# Supplied data
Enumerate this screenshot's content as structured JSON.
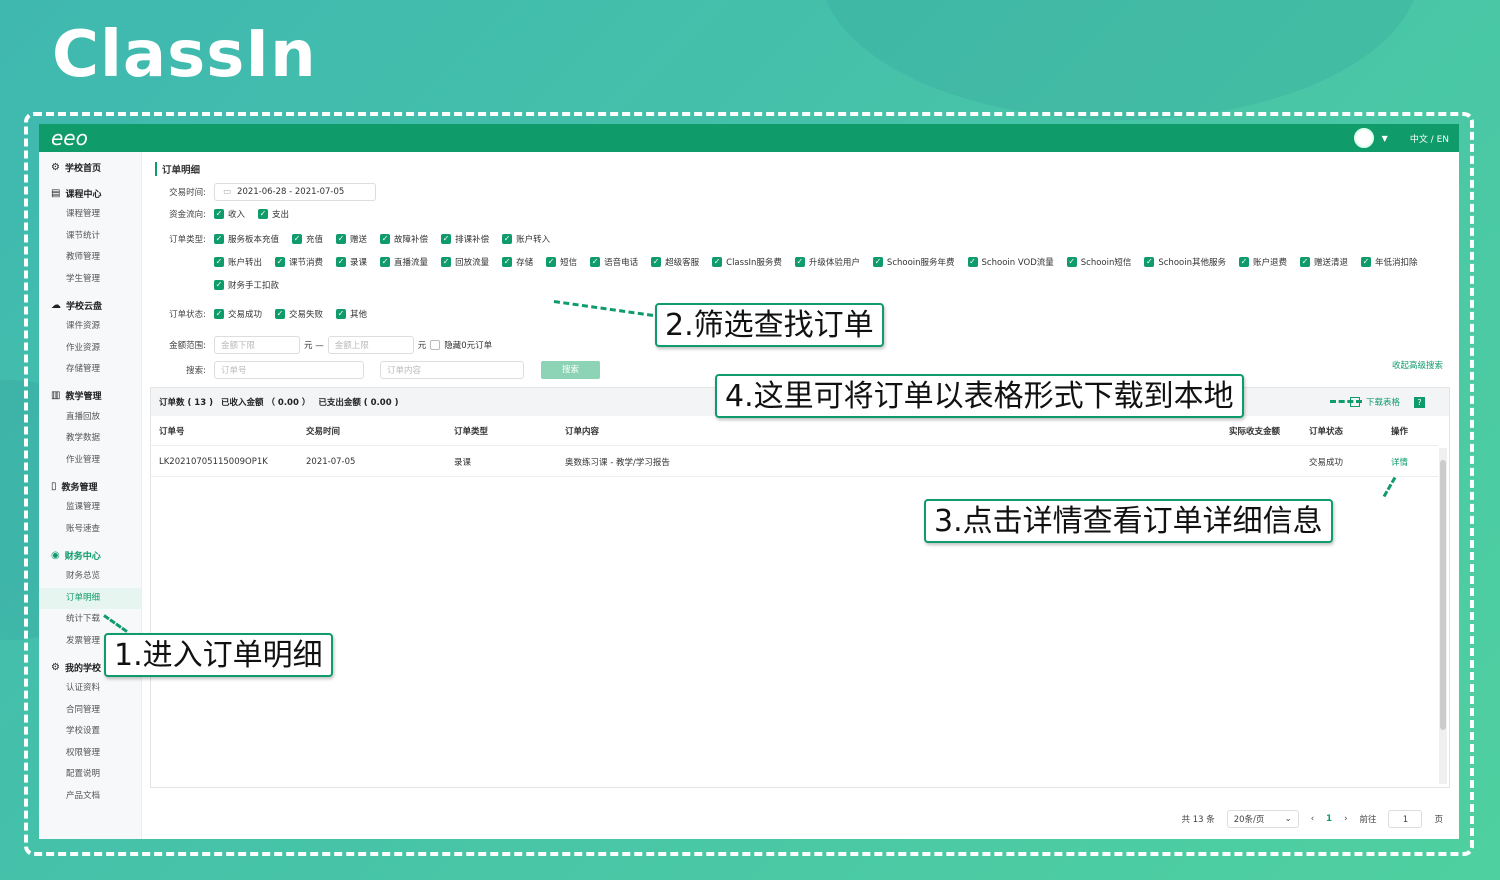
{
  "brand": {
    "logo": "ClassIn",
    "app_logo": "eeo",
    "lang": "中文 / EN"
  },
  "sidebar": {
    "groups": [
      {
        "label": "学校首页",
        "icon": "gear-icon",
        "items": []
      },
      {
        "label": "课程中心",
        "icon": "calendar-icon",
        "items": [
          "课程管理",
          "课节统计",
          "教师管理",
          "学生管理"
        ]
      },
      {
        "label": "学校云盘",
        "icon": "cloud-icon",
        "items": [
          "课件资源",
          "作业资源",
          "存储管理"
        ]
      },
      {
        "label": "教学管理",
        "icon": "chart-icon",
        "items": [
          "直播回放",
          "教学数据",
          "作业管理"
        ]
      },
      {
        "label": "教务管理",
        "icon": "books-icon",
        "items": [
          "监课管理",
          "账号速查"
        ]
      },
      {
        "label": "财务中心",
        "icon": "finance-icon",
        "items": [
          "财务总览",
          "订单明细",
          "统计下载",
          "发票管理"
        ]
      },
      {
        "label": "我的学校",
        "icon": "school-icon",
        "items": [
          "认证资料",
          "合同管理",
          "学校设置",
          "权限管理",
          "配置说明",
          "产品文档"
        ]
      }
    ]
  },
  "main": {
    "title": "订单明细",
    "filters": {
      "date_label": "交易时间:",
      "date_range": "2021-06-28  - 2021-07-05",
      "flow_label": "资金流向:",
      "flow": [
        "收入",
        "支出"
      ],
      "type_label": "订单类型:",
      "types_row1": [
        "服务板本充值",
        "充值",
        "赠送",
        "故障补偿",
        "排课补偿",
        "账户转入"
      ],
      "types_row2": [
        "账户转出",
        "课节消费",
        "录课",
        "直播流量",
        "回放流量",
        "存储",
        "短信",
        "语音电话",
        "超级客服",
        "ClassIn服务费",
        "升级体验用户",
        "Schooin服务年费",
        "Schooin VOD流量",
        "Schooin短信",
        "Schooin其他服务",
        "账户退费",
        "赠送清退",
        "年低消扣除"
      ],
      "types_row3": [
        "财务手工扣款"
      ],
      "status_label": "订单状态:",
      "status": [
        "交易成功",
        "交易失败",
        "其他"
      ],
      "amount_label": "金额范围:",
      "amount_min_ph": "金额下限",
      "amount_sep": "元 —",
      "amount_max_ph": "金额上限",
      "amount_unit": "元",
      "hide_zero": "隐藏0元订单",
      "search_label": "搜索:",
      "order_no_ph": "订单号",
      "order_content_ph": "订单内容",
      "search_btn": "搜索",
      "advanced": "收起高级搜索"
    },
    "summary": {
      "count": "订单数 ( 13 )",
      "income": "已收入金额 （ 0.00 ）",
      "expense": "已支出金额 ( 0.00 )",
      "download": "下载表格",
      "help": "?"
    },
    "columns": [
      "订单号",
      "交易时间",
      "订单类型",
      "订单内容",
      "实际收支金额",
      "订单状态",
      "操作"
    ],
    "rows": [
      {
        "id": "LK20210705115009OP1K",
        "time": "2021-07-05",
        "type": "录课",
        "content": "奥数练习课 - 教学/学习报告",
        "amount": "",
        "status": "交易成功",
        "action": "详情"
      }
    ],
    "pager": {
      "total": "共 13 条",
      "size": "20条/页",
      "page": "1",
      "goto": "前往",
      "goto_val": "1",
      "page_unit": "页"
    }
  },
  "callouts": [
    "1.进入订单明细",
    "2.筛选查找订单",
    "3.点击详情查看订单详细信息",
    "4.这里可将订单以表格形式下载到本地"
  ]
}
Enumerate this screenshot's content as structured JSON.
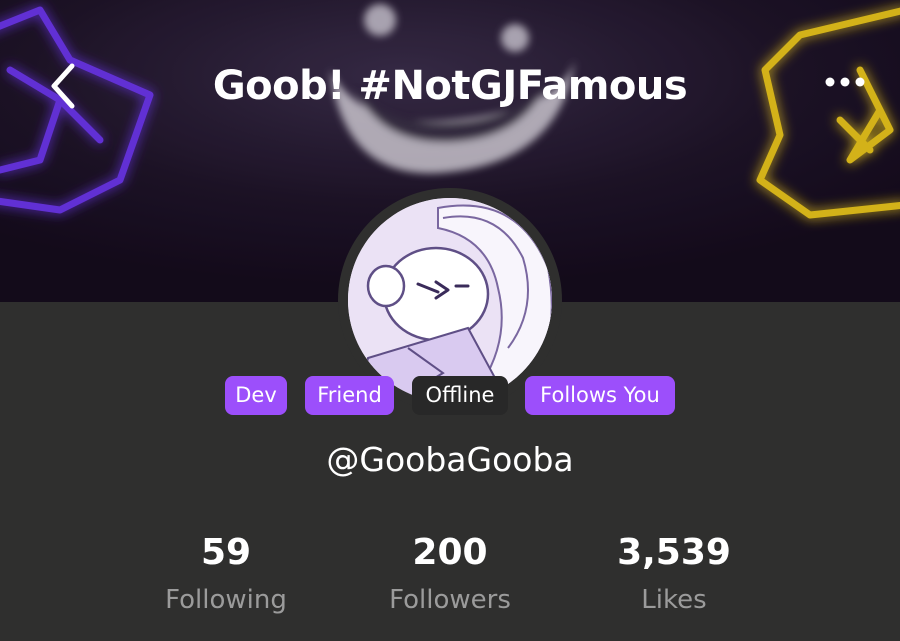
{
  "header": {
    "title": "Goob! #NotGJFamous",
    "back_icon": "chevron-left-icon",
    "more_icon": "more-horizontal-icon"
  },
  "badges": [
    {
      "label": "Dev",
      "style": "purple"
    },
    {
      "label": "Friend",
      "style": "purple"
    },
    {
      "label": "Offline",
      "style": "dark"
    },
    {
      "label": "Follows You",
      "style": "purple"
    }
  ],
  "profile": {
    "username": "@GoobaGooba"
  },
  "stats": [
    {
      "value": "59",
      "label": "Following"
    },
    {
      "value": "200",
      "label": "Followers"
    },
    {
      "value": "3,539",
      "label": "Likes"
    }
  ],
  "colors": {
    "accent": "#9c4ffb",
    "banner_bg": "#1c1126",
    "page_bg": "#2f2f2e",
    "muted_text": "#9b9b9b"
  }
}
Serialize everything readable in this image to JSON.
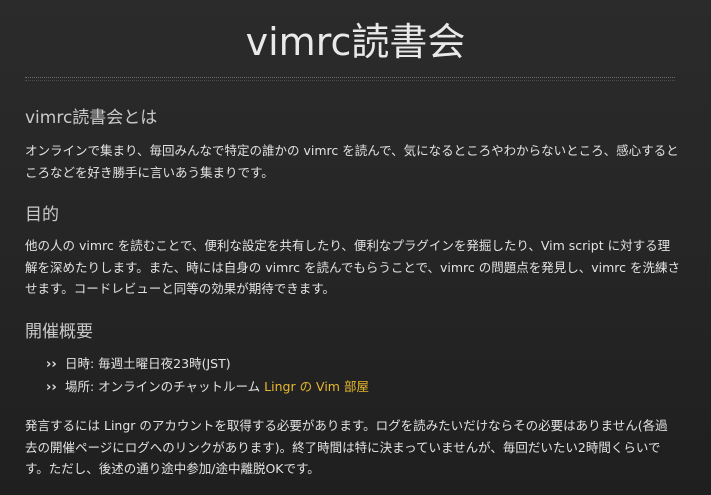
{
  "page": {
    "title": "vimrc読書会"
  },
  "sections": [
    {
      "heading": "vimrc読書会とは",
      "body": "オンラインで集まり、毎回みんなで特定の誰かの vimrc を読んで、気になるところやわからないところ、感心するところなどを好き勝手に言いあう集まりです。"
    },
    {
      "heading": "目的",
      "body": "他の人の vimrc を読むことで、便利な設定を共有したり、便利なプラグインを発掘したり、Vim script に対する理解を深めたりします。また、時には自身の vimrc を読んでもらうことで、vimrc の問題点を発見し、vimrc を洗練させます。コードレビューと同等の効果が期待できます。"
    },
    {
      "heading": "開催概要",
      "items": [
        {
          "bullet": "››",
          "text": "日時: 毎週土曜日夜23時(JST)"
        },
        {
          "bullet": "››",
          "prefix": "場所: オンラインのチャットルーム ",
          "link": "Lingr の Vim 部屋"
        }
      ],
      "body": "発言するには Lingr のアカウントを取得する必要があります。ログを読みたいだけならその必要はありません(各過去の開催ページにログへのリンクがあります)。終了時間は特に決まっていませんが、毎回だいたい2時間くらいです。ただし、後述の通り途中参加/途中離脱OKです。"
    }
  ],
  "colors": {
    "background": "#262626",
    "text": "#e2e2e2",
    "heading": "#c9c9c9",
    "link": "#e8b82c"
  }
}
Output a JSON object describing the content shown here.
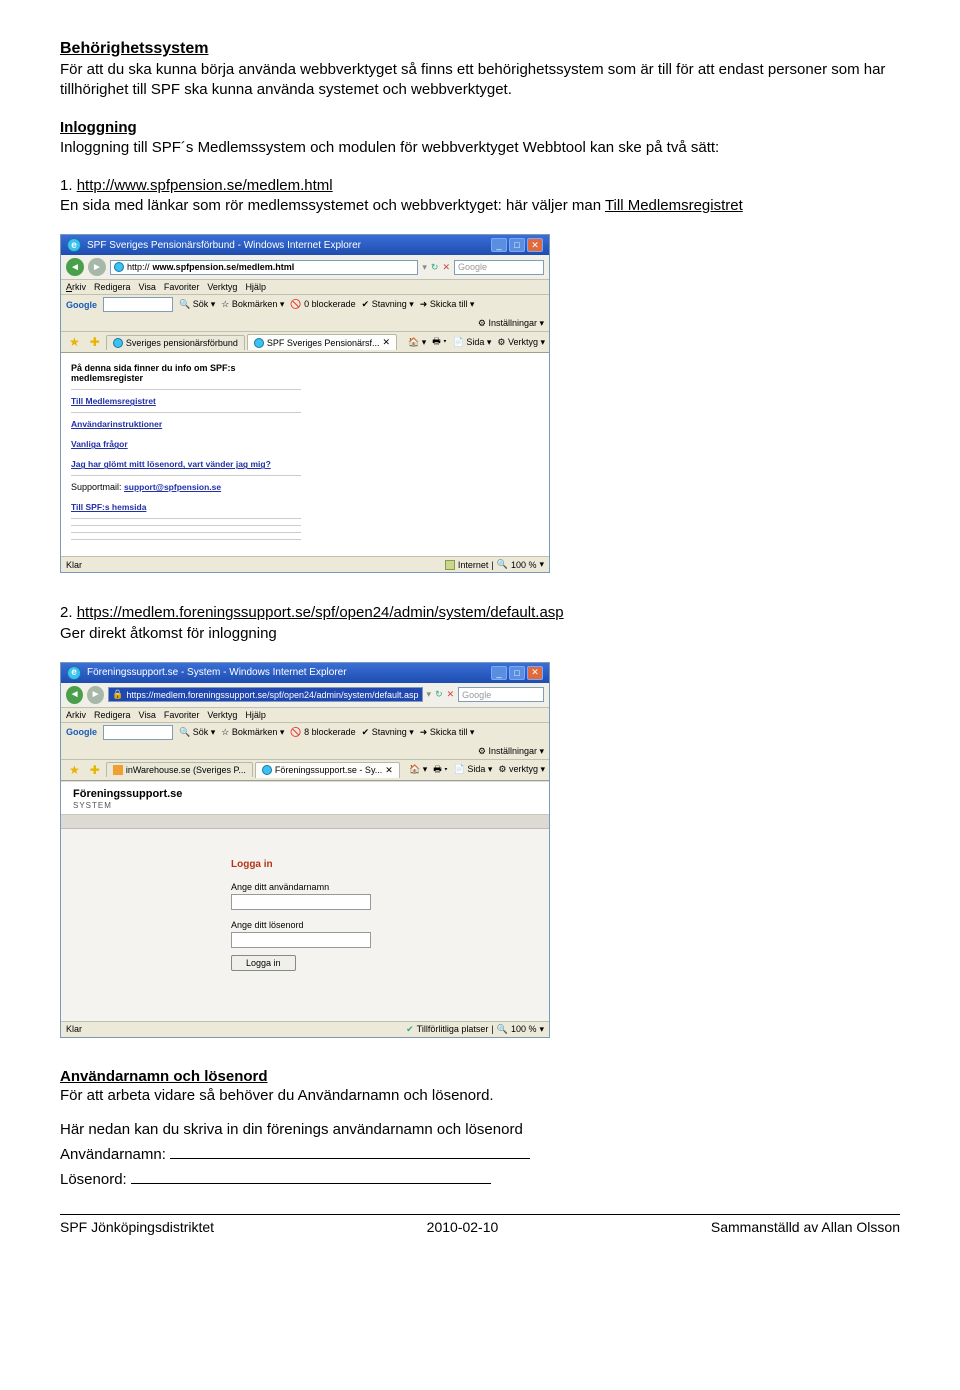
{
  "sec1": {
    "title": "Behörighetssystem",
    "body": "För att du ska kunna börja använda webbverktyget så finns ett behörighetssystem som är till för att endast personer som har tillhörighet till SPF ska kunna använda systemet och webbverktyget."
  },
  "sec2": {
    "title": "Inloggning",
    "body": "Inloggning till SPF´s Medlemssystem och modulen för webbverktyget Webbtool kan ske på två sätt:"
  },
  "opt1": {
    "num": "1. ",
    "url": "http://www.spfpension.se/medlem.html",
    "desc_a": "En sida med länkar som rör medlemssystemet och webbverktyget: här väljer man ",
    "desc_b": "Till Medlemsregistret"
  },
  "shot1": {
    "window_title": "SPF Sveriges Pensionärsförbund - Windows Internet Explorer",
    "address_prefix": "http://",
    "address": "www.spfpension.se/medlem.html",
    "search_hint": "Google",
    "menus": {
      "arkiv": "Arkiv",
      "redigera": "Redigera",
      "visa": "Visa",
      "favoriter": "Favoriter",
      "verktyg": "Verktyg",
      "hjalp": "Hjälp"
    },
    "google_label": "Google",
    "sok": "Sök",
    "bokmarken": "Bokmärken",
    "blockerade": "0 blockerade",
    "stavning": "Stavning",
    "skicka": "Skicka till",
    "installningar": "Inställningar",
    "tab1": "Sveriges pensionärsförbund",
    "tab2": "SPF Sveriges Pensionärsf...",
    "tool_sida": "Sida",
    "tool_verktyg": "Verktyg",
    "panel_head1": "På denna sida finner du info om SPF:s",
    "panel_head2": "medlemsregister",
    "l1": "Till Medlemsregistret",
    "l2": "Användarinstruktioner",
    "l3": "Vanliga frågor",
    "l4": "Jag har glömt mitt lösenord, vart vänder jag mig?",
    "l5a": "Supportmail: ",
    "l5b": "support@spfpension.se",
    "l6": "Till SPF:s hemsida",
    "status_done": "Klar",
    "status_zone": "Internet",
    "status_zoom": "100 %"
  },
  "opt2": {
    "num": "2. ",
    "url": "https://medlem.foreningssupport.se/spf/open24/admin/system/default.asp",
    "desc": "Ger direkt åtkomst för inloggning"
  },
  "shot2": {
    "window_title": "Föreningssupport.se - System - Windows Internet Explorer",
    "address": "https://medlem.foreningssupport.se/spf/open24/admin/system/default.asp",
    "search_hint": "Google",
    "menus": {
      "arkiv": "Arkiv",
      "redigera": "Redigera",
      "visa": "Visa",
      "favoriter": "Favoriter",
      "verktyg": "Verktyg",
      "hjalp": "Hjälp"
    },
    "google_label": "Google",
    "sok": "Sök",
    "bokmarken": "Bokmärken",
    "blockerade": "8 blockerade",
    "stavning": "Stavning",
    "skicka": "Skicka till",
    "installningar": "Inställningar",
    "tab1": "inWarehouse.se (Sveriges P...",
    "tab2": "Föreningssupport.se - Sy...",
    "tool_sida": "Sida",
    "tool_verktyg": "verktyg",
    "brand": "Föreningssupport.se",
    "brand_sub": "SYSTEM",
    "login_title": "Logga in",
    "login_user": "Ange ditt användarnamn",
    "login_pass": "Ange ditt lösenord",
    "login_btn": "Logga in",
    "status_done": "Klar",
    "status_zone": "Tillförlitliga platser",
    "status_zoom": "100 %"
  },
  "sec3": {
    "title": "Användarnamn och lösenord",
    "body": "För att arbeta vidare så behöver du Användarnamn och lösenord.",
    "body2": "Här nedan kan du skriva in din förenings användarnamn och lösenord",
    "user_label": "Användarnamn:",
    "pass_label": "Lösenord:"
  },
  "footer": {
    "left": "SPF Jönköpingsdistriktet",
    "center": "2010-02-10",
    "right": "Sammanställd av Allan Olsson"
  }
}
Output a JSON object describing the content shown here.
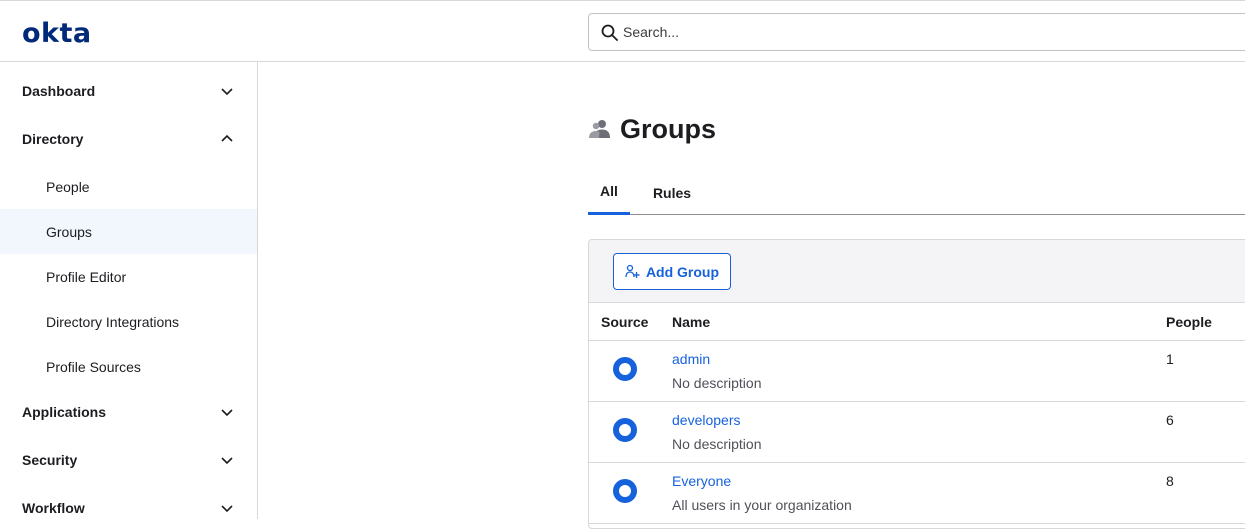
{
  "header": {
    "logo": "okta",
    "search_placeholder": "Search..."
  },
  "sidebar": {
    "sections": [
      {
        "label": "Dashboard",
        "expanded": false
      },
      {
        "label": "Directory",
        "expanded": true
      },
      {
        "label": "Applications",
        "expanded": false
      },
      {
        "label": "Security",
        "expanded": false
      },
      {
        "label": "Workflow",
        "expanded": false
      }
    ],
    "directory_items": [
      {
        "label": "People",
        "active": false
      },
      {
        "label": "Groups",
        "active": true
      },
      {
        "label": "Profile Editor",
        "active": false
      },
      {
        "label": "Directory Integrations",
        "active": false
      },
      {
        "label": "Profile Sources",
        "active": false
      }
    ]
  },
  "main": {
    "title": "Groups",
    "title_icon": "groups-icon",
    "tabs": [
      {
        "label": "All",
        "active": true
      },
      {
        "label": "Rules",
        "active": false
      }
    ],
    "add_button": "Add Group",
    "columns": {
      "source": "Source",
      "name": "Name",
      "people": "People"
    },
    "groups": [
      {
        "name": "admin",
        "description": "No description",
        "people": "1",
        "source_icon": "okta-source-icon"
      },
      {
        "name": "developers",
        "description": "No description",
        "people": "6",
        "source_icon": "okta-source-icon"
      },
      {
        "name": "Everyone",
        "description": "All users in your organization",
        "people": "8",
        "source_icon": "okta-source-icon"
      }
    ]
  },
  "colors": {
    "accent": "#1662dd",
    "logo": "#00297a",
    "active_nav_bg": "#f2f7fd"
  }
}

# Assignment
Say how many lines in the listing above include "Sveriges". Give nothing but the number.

# Response to the exercise
4